/---

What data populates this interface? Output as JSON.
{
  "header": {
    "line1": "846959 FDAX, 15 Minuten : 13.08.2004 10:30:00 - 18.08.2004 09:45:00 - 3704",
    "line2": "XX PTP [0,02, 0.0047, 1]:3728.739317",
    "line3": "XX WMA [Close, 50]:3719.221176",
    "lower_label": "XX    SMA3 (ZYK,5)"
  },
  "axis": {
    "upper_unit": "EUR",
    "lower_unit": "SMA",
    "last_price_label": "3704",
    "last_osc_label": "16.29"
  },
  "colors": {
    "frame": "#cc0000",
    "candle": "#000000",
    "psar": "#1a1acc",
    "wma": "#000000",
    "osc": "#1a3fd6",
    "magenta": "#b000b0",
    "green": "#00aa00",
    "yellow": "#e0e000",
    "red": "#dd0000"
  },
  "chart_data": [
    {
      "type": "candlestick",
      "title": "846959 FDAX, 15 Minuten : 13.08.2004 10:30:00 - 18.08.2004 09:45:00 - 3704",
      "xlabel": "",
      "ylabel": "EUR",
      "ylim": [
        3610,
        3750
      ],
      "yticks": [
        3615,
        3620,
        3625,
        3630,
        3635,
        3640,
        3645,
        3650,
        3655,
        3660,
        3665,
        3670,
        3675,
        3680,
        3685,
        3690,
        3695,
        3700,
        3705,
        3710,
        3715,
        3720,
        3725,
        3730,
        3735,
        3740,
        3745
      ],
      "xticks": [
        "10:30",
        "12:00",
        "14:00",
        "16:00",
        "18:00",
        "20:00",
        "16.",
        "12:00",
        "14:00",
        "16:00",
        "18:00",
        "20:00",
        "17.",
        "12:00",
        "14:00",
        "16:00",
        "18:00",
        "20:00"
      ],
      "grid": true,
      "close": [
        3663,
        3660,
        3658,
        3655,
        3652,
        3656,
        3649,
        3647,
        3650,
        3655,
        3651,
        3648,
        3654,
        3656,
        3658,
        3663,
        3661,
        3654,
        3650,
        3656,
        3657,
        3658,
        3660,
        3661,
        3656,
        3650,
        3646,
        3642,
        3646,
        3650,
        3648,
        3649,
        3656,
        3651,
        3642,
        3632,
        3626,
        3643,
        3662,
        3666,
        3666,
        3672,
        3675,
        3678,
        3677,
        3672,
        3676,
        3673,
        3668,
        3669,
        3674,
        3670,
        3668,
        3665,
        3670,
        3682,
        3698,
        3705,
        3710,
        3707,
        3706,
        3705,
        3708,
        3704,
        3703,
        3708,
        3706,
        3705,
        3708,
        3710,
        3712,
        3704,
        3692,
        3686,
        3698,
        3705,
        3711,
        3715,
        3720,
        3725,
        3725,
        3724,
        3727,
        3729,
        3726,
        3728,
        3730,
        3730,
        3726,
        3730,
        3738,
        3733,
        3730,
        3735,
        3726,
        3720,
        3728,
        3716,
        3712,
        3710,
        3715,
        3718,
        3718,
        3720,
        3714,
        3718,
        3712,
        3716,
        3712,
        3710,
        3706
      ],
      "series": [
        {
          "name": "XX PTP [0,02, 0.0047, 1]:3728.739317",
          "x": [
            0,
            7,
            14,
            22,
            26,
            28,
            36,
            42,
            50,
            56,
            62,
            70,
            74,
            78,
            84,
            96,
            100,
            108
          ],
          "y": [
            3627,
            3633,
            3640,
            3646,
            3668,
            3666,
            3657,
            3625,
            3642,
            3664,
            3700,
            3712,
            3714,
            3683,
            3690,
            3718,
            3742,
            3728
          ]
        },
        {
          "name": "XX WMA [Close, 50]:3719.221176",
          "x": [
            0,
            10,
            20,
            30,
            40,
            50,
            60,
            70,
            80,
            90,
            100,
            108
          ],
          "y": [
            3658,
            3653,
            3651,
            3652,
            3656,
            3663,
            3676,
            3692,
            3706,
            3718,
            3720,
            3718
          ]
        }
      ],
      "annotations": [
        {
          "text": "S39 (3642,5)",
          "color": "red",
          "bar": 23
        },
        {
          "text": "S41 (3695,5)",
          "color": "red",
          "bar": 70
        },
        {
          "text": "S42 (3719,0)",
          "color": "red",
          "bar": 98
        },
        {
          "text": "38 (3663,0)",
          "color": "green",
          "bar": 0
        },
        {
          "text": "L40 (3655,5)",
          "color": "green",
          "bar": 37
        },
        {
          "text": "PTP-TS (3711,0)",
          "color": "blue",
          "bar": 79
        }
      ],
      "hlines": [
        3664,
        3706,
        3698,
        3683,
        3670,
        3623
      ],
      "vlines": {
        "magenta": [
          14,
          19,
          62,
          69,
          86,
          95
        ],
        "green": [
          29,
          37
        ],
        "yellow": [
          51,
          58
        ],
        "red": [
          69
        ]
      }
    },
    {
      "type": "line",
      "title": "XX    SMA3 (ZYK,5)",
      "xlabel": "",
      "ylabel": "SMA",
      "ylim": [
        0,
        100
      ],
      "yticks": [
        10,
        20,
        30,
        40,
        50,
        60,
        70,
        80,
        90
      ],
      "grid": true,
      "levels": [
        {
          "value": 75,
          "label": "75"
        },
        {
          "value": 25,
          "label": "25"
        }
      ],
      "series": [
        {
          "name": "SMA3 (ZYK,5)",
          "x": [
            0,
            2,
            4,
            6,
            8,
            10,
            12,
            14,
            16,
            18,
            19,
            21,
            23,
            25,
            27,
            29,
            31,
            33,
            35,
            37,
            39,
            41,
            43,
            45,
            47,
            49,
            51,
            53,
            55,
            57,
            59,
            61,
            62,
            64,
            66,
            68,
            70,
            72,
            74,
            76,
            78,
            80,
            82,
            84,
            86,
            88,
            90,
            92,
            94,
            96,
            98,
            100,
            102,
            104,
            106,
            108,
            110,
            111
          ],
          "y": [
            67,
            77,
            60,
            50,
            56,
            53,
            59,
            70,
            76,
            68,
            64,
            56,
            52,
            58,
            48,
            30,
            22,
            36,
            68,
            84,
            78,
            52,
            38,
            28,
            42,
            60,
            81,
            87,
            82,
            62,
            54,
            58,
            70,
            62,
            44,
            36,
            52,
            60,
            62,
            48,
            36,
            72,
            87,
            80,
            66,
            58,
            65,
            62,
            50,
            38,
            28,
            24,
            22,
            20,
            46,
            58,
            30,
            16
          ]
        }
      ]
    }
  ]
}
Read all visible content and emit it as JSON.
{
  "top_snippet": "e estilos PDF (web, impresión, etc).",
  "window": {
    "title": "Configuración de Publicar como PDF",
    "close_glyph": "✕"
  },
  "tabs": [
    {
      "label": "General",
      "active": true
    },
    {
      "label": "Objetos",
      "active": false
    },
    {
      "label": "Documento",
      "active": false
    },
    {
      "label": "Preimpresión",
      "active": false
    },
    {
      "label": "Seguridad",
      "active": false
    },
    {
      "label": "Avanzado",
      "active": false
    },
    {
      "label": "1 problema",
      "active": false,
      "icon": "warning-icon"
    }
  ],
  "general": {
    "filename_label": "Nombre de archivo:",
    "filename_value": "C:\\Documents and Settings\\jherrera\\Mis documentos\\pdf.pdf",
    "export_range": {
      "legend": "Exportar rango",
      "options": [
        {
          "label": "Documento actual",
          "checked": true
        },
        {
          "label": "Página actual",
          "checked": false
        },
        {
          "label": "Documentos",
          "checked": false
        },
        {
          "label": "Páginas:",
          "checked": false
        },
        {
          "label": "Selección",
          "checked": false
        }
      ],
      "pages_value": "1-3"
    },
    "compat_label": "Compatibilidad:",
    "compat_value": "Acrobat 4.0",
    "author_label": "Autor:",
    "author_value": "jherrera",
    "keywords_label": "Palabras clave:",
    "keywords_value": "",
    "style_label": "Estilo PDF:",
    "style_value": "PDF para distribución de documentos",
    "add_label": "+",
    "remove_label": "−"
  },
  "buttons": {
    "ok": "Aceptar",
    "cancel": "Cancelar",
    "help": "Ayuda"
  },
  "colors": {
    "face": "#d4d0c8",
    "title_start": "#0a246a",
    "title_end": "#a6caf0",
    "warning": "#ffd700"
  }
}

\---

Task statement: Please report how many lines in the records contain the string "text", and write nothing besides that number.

Result for this exercise: 6